How do LED light bulbs work and how long do they last?
LED (Light Emitting Diode) technology set a new course based on efficiency and design. Its characteristics make it superior to other actual lighting systems.
LED light bulbs stand out from the rest. They consume up to 80% less electricity than incandescent light bulbs and they don’t give off heat and do not include contaminating components. This technology arrived with light bulbs that last approximately 50,000 hours. This is equivalent to having them turned on for 5 years without interruption. For example, Halogen light bulbs, which represented a step forward, can reach up to 3,000 hours.
LED light bulbs are recyclable and unlike the regular fluorescent light bulbs, they do not contain mercury or other contaminants.
This LED technology is based on diodes. The diode is an electronic component with two points that allows the circulation of energy through it in one single direction. Because this component can vary its intensity, LEDs can generate a nearly infinite combination of colors.
LED light bulbs were invented in 1927, the Russian Oleg Lose started to experiment with this technology. However, his discovery went unnoticed for decades until being recognized in late 20th Century. The first LED emitted in the visible spectrum was developed in 1962. Their system changed the paradigm of lighting and was improved until the Japanese Isamu Akasaki and Hiroshi Amano and the American Shuji Nakamura developed the light bulb we know today.
With LEDs, any space can be totally reformed, offering original lighting effects form homes, commercial businesses and public roads because they are capable of illuminating almost any area, no matter how obscure it is: stairs, cabinets, display cases, plants and shelves.

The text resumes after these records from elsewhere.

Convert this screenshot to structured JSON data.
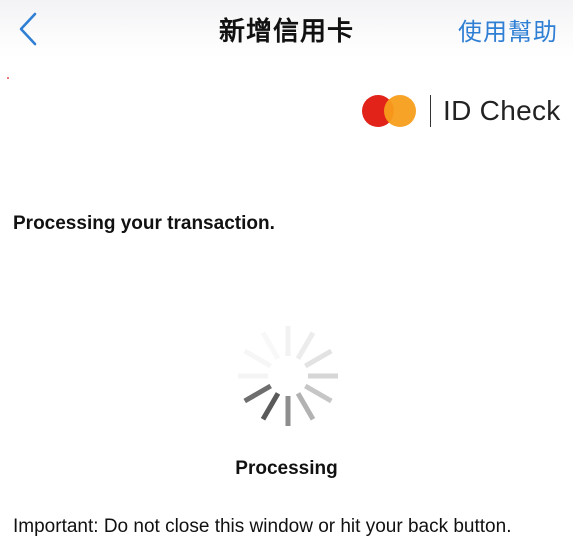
{
  "header": {
    "title": "新增信用卡",
    "help_label": "使用幫助",
    "back_icon": "chevron-left-icon",
    "accent_color": "#2f7fd4"
  },
  "brand": {
    "logo_icon": "mastercard-logo-icon",
    "logo_colors": [
      "#e2231a",
      "#f79e1b"
    ],
    "text": "ID Check"
  },
  "content": {
    "heading": "Processing your transaction.",
    "spinner_icon": "loading-spinner-icon",
    "status_label": "Processing",
    "important_note": "Important: Do not close this window or hit your back button."
  }
}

Whether or not you have LED lighting, your electrical consumption represents around half of what you pay on the bill. Logically, the more efficient your light bulbs are, the less electricity you’ll consume. But how much will you pay for the electricity you consume? There are rates where you can choose sometimes when you don't pay anything.